Two-thirds of businesses expect to undergo some form of technological transformation sometime in the next five years, while almost as many expect to transform their approach to sustainability, according to a survey of 1,000 executives around the world.
Professional services firm Mazars sounded out views at the end of 2021 and found business leaders focused on technology, cyber risk and ESG agendas.
According to 45% of executives polled for the C-Suite Barometer 2021, home working was the most significant challenge caused by the pandemic, with half saying remote working is “here to stay”.
With that in mind, 94% say technology trends will impact their businesses, while 82% say they plan to increase investment in “maintaining and evolving IT systems”.
Asam Malik, a Mazars partner in technology and consulting, says companies face a “war for tech talent”. They must establish tech expertise in boardrooms and recognise the risks, particularly cyber risk, that comes with pursing the opportunities brought by new technologies.
“If you compare the list of the world’s largest companies 20 years ago to today, it’s clear how important tech has become as a driver of business growth,” says Malik.

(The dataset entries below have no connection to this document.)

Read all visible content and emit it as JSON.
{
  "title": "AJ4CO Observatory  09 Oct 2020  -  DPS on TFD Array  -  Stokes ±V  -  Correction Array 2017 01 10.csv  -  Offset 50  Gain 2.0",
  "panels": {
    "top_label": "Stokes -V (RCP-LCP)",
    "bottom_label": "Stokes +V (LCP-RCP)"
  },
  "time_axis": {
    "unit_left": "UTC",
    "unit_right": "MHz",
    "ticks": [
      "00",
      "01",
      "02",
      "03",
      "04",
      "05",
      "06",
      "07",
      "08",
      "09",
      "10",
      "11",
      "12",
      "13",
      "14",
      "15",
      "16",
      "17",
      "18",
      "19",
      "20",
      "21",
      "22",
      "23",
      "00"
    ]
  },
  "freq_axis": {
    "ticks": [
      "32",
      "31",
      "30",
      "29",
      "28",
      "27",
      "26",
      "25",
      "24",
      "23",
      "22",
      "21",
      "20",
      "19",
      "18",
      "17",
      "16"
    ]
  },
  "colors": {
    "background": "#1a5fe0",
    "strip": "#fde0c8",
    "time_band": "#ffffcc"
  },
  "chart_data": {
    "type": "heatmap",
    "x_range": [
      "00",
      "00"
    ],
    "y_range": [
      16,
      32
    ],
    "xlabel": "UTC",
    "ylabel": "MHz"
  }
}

“There are huge opportunities for those companies that get it right and those that get it wrong risk becoming obsolete.”
Confronting cyber risk
According to Jan Matto, a fellow partner at Mazars, the first challenge in confronting cyber risk is for companies to “close the gap” between their security policies and the technology on desks and in offices.
Another is to carefully manage relationships with technology providers, given the difficulties involved in verifying their security measures.
Lastly, companies should consider a cyber attack inevitable, and prepare a recovery plan to minimise disruption.
“Getting all this right will take time and it can be expensive,” says Matto. “But only a fraction as expensive as a cyber incident could be to your business.”
Elsewhere executives now recognise the centrality of ESG and sustainability to their business strategies. Of those polled 70% say Covid-19 has “sharpened their focus on ESG”, 75% say they have plans to increase investment in “sustainability initiatives” during this year, while a mighty 91% say they’re “confident” of coming to terms with ESG “expectations”.
There are some surprises though. For most businesses, (62% and 60%) reducing waste and cutting pollution are their top two sustainability priorities. Human rights (58%) come in third, but getting to “net zero” is last on a list of eight (47%).
Complexity of carbon reductions
Maud Gaudry, global co-head of sustainability at Mazars, says the priorities revealed by the survey are a “little surprising”. But it may be because other objectives are easier. “Committing to, never mind achieving, net zero and meaningful carbon reductions requires a lot of effort, a lot of planning and lot of investment.
“It’s good to see that businesses understand this complexity and are not making commitments lightly.”
Chris Fuggle, also global co-head of sustainability at Mazars, says leaders must work on turning ESG commitments into firm policies, improve data collection and deepen knowledge of the issue inside boardrooms.
“You also need to recognise this isn’t a quick fix. It’s going to be a five to ten-year journey for everyone. The important thing is to get started.”